The 546th Bombardment Squadron (Heavy) was activated on 1 December 1942, at Gowen Field, Idaho, as a unit of the 384th Bombardment Group (Heavy). It was placed under the command of Captain George W Harris and commenced training at Wendover, Utah, on 2 January 1943, continuing there until 1 April 1943. The unit then moved to Sioux City, Iowa, for final training.
The Group received orders in late April to move to their combat assignment in England. Squadron aircrews left Sioux City with their new B-17Fs for Kearney, Nebraska on 3 May 1943, and then continued to Prestwick, Scotland via Presque Isle, Maine, and Goose Bay, Labrador; one contingent was routed via Gander, Newfoundland instead of Goose Bay. The ground unit left for Camp Kilmer, New Jersey on 9 May 1943, sailing on the Queen Elizabeth on 27 May 1943, and arrived in Greenock, Scotland on 2 June 1943.
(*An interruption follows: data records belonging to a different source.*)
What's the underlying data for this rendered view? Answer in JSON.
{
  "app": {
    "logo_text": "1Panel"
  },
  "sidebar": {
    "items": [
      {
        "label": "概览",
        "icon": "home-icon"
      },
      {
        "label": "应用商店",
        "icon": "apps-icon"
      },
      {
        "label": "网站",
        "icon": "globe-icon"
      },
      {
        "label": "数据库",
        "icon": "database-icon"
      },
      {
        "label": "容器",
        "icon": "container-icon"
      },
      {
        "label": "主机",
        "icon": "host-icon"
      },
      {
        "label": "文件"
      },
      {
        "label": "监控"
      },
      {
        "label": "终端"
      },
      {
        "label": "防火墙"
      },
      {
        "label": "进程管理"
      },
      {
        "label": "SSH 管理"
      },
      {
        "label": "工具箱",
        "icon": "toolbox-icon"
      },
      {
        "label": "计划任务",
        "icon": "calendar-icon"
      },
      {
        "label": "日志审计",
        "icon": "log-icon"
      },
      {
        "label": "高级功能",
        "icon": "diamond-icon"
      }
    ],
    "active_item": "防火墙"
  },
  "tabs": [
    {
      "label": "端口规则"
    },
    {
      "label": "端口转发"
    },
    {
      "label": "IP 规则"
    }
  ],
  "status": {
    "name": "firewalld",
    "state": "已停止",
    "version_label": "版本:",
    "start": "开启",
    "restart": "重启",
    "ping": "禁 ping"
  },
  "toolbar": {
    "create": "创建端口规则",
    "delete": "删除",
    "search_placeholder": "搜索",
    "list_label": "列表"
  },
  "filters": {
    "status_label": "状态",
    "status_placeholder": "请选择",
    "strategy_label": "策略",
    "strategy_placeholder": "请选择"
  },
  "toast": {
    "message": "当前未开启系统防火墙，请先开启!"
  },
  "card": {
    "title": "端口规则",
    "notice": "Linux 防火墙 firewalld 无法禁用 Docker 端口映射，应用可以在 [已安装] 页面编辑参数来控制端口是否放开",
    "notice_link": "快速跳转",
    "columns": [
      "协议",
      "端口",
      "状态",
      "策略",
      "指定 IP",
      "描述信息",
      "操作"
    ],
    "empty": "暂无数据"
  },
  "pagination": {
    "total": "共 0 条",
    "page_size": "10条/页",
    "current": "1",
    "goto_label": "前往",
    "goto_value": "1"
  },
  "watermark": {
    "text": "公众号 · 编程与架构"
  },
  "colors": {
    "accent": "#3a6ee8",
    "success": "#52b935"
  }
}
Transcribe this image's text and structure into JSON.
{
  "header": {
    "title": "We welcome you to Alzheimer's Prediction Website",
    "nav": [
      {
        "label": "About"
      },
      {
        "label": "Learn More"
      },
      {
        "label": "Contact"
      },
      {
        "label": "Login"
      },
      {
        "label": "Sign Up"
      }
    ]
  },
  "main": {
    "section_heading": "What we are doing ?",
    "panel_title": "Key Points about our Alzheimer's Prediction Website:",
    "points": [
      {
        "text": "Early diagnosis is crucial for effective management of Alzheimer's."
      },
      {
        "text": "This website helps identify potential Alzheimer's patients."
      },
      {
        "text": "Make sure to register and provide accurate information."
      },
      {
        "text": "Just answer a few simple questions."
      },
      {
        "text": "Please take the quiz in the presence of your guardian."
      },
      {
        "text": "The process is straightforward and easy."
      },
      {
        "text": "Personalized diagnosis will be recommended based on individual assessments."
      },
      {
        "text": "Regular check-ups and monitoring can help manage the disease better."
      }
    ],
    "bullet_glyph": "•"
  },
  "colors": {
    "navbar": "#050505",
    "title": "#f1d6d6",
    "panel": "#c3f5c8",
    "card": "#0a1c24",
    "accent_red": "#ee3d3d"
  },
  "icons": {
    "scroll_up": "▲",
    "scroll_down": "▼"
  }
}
On arrival in England, the 546th established its home at Grafton Underwood Airfield, Station 106, Northamptonshire. Combat training continued through June, and the Squadron flew its first operational mission on 22 June 1943, with six Squadron aircraft taking part. Combat losses were a fact of life from the very first mission, with one aircraft lost to enemy action from each of the 546th's sister squadrons, the 545th and the 547th. The first Squadron aircraft lost was on the the third mission with the Rosio Crew. Fortunately, all survived the bailout and explosion of the aircraft, with eight of them evading capture, and only two becoming POW.
Between 22 June 1943, and 25 April 1945, the 546th crews flew 2,494 sorties, against targets in Germany, France, Poland, Belgium, Czechoslovakia, and Holland. The Squadron lost 55 B-17s and 317 men, of whom 80 were KIA, 4 were MIA, 186 were POW, and 33 evaded: another 14 men were lost to other causes.
Captain (later Major) George W Harris ⇗ - 28 December 1942 to 29 May 1944
Captain (later Major) Gordon K Stallings ⇗ - 29 May 1944 to 30 September 1944
Major Arthur E Bean, Jr ⇗ - 30 September 1944 to 14 June 1945
Major Phillip Y Williams ⇗ - 15 June 1945 through the Istres period